- **WORK TO BE COMPLETED**:
What you return should match the entries below exactly, only without the images.

- **RECORDS FOR THE EXERCISE**:
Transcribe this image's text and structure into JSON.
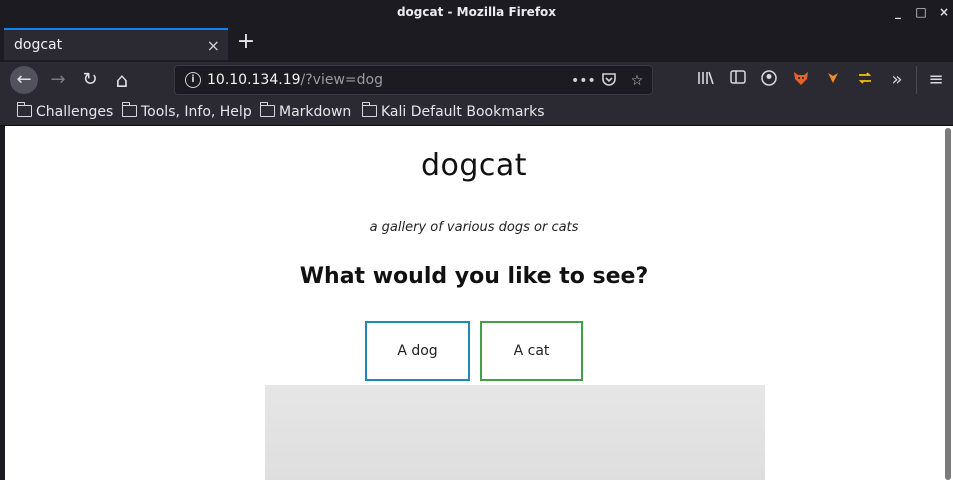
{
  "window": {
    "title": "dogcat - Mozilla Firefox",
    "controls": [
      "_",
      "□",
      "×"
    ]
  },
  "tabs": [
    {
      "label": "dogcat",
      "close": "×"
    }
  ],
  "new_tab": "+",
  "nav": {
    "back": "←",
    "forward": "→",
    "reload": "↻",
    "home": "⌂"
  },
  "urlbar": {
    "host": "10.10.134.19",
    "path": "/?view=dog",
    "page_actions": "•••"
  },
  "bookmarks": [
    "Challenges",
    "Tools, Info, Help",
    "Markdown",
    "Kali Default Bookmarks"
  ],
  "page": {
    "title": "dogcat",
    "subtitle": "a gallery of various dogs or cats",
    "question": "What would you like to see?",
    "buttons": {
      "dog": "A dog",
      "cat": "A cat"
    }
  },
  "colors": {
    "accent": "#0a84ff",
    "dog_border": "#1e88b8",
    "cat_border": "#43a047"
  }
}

- **SOLUTION BELOW**:
Transcribe this image's text and structure into JSON.
{
  "window": {
    "title": "dogcat - Mozilla Firefox",
    "controls": [
      "_",
      "□",
      "×"
    ]
  },
  "tabs": [
    {
      "label": "dogcat",
      "close": "×"
    }
  ],
  "new_tab": "+",
  "nav": {
    "back": "←",
    "forward": "→",
    "reload": "↻",
    "home": "⌂"
  },
  "urlbar": {
    "host": "10.10.134.19",
    "path": "/?view=dog",
    "page_actions": "•••"
  },
  "bookmarks": [
    "Challenges",
    "Tools, Info, Help",
    "Markdown",
    "Kali Default Bookmarks"
  ],
  "page": {
    "title": "dogcat",
    "subtitle": "a gallery of various dogs or cats",
    "question": "What would you like to see?",
    "buttons": {
      "dog": "A dog",
      "cat": "A cat"
    }
  },
  "colors": {
    "accent": "#0a84ff",
    "dog_border": "#1e88b8",
    "cat_border": "#43a047"
  }
}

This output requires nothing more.